What is cholesterol?
a type of fat (lipid) in your blood. Your cells need
cholesterol, and your body makes all it
needs. But you also get cholesterol from the food you eat.
If you have too much cholesterol, it starts to build up in your arteries.
(Arteries are the blood vessels that carry blood away from the heart.) This is
called hardening of the arteries, or
atherosclerosis . It is the starting point for some heart and blood flow problems. The buildup can narrow the arteries and make it harder for blood to flow through them. The buildup can also lead to dangerous blood clots and inflammation that can cause heart attacks and strokes.
There are different types of cholesterol.
- LDL is the
"bad" cholesterol. It's the kind that can raise your risk of heart disease, heart attack, and stroke.
- HDL is the "good" cholesterol. It's the kind that is linked to a lower risk of heart disease, heart attack, and stroke.
Why does cholesterol matter?
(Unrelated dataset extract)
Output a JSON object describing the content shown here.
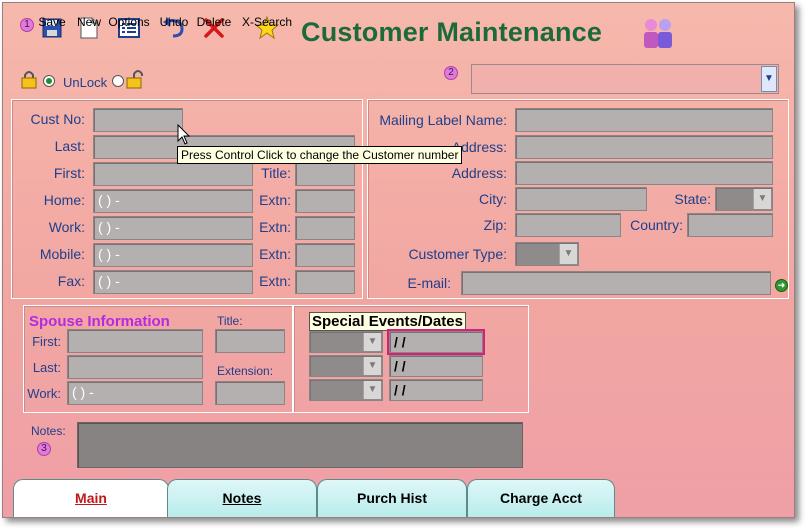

Your cholesterol levels can help your doctor find out your risk for having a heart attack or stroke. But it's not just about your cholesterol. Your doctor uses your cholesterol levels plus other things to calculate your risk. These include:
- Your blood pressure.
- Whether or not you have diabetes.
- Your age, sex, and race.
- Whether or not you smoke.
What affects cholesterol levels?
Many things can
affect cholesterol levels, including:
- The foods you eat. Eating too
saturated fat, trans fat, and cholesterol can raise
- Being overweight. This may lower HDL ("good") cholesterol.
- Being inactive. Not exercising may lower
HDL ("good") cholesterol.
- Age. Cholesterol starts to rise after age 20.
- Family history. If family members have or had high cholesterol, you may also have it.
How is cholesterol tested?
need a blood test to check your cholesterol.
A cholesterol test, also called a lipid panel, measures all of the fats in your blood,
total, LDL, and
High cholesterol levels don't make you feel sick. So the blood test is the only way to know your cholesterol levels.